Hip-hop, dance-pop light up the Grog Shop

Zach Wilson


Credit: Jason Hall

For one night, Cleveland was home to an animal not often seen in northeast Ohio.

Cobras were loose at the Grog Shop.

Gym Class Heroes, with support from Snakes on a Plane-darlings Cobra Starship, New York City’s own hip-hop act Hangar 18 and rock outfit Patent Pending played Sept. 21 to a filled room of aesthetically similar teens.

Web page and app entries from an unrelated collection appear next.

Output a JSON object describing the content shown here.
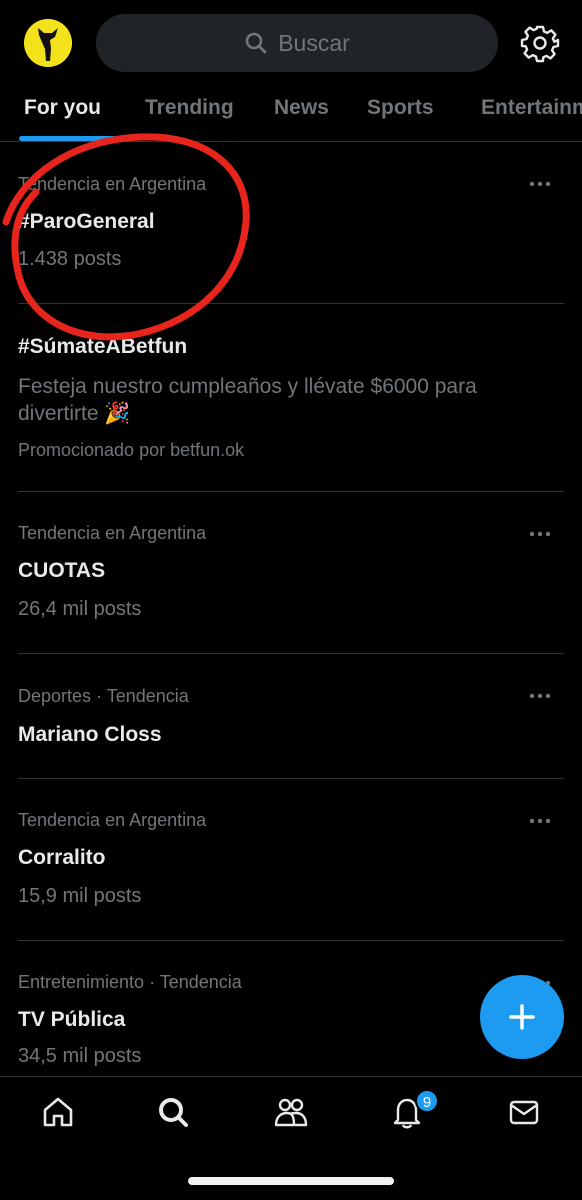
{
  "header": {
    "search_placeholder": "Buscar",
    "avatar_icon": "avatar-silhouette",
    "settings_icon": "gear-icon"
  },
  "tabs": [
    {
      "label": "For you",
      "active": true
    },
    {
      "label": "Trending",
      "active": false
    },
    {
      "label": "News",
      "active": false
    },
    {
      "label": "Sports",
      "active": false
    },
    {
      "label": "Entertainment",
      "active": false
    }
  ],
  "trends": [
    {
      "meta": "Tendencia en Argentina",
      "name": "#ParoGeneral",
      "count": "1.438 posts"
    },
    {
      "name": "#SúmateABetfun",
      "description": "Festeja nuestro cumpleaños y llévate $6000 para divertirte 🎉",
      "promo": "Promocionado por betfun.ok"
    },
    {
      "meta": "Tendencia en Argentina",
      "name": "CUOTAS",
      "count": "26,4 mil posts"
    },
    {
      "meta": "Deportes · Tendencia",
      "name": "Mariano Closs"
    },
    {
      "meta": "Tendencia en Argentina",
      "name": "Corralito",
      "count": "15,9 mil posts"
    },
    {
      "meta": "Entretenimiento · Tendencia",
      "name": "TV Pública",
      "count": "34,5 mil posts"
    }
  ],
  "annotation": {
    "color": "#e8251c"
  },
  "bottom_nav": {
    "items": [
      "home-icon",
      "search-icon",
      "communities-icon",
      "notifications-icon",
      "messages-icon"
    ],
    "notification_badge": "9"
  },
  "colors": {
    "accent": "#1d9bf0",
    "background": "#000000",
    "muted": "#71767b"
  }
}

Patent Pending opened the show playing a punk-rock/ska hybrid in the vein of Less Than Jake. Their tongue-in-cheek humor set the theme for the night, as the speakers blared songs showcasing the mindset of the band. Songs such as “Cheer Up Emo Kid” and “This Can’t Happen Again” got the crowd moving and clearly offended a number of the “emo” kids in attendance who then resided at the back of the crowd.

Hangar 18 then introduced the crowd to its unique brand of humorous hip-hop, with one song in particular standing out. “Bar Hop,” a song recounting a wild night for members Wind n’Breeze and Alaska, got the crowd moving and laughing all at once. The opening line, “my vocal patterns are the patrons at local taverns” was ironically fitting for the venue, as a fair amount in attendance looked close to being inebriated by this point in the night.

Cobra Starship came out next, planning on spreading its brand of eccentric dance-pop to the masses. Lead singer Gabe Saporta, looking like an iced-out version of any teen in attendance, hasn’t missed a beat since his days with emo outfit Midtown, nailing every note and getting the crowd involved with a wall of dance beats and oddball lyrics.

“Keep it Simple,” “The Church of Hot Addiction” and “The Ballad of Big Poppa and Diamond Girl” flooded the Grog Shop with more than enough pop to make the crowd move. “Snakes on a Plane (Bring It)” was easily the crowd-favorite of the night, warranting an appearance from Travis McCoy of Gym Class Heroes, who contributed vocals to the soundtrack version of the song.

Gym Class Heroes then proceeded to close the show on a good note, blending indie with hip-hop seamlessly to those still in attendance after the mass exodus following Cobra Starship. Lead singer Travis didn’t miss a beat, performing songs both new and old such as “Papercuts” and “The Queen and I.” Gym Class Heroes truly gave justice to the excellent sound system that night, filling the room with smooth beats and flowing lyrical poetry.

Snakes may have been the theme for many that night, but this reviewer will be fighting another slithering animal. The beats inside his head.

Contact Off-campus entertainment beat reporter Zach Wilson at [email protected].